fightings and fears within, without,
O Lamb of God, I come, I come.
Really, the language isn’t similar to what we’re used to. That can make the meaning a little hard to catch. Do you see what I missed? Here’s the paraphrase in my mind: “I’m torn. I don’t know what I believe anymore. I have SERIOUS questions. It’s tearing me up, I feel like I’m against myself sometimes. But I’m here, and being present is just about all I can manage.”
This gives us comfort, I think. I read the backstory on this song, and the lady who penned it was struggling with feelings of worthlessness in the kingdom. She thought she had no purpose. She agonized over these feelings, and the result was a poem which became this song.

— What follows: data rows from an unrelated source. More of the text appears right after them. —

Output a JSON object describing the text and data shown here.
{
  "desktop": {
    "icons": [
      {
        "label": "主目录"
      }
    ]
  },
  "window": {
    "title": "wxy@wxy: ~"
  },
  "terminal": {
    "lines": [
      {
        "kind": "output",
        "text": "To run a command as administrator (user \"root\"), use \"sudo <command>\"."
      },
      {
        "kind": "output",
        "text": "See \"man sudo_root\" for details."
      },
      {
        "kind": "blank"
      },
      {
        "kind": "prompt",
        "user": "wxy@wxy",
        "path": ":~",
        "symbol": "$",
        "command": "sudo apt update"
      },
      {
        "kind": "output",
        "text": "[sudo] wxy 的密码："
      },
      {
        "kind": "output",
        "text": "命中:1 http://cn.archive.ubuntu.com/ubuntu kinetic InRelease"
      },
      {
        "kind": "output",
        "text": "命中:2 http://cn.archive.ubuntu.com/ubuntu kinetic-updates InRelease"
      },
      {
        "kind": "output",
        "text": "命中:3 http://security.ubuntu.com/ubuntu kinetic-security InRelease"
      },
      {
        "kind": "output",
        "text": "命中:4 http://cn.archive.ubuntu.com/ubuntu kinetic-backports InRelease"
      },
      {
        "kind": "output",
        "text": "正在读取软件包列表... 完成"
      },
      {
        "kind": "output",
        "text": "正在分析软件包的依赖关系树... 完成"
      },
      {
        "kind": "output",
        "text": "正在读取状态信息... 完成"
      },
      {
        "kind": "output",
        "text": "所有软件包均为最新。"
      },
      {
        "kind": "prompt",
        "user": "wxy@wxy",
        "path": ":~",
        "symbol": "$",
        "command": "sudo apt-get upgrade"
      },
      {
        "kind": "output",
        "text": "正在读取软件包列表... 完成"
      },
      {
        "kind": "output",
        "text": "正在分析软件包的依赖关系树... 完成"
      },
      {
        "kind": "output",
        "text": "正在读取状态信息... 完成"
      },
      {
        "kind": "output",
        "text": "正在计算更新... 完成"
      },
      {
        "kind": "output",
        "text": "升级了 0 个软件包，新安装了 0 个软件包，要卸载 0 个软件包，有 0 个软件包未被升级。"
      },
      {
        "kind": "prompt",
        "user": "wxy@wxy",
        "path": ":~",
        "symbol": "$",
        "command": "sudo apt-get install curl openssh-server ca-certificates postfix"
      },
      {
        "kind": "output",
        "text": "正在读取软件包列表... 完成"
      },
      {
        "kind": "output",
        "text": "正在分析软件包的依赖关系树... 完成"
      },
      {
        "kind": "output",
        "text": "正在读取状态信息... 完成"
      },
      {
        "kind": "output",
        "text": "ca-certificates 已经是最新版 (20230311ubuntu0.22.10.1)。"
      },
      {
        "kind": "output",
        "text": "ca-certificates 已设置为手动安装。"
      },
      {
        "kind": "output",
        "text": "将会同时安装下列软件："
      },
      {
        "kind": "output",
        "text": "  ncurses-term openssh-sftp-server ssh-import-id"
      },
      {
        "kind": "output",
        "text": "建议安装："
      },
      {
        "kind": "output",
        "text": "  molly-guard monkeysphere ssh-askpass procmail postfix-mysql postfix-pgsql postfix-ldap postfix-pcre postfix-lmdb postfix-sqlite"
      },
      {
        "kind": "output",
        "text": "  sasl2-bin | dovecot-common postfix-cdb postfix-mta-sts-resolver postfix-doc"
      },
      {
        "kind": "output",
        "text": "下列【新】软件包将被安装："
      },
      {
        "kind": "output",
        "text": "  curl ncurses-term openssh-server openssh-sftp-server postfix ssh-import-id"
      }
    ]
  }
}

Even the order of the verses of this song lend an insight to the process she went through. She starts by talking about the blood of Christ and the cleansing power of redemption. But then, abruptly, she takes a sharp turn: “I’m conflicted. I doubt. I fear. I’m afraid.”
There are four more verses after that which seem to respond: “You’re all I need. I believe you. Your love breaks through, I belong to you.”
This is a picture of a person agonizing with their faith, not a person who looks for short answers so they can move on with their life. Faith is a big deal and God is a big God, shouldn’t it be hard to digest sometimes?
Many of us don’t have the patience for wrestling with these issues. Things that are difficult are quickly cast aside, things that require learning are passed by. We give up on the answer we need because we lose faith that we should have ever asked to start with.
The call of Jesus isn’t like that though. He told the rich to sell all their stuff. He told people that if they had to bury the dead, they were dead themselves. Then he flipped it around and said, “my yoke is easy and my burden is light.” I have to think that a few people were standing on the side saying, “he needs to quit smoking something.”
Not everybody gets Jesus. Not all Christians get Jesus, but it’s important that you show up. “Oh Lamb of God, I come” really is sometimes all you have to offer. Not because you have something to offer, you’re an empty vessel no matter what you have. Definitely not because you have things figured out. Jesus realizes how he made us, and that our minds need time to process things we don’t get at first.
So wrestle. Even if you’re entering the lightweight division, don’t be afraid of doubts and fear. Pretending like you don’t have them won’t solve the problems, hold on until you get an answer from God. Read, study, listen. Pray.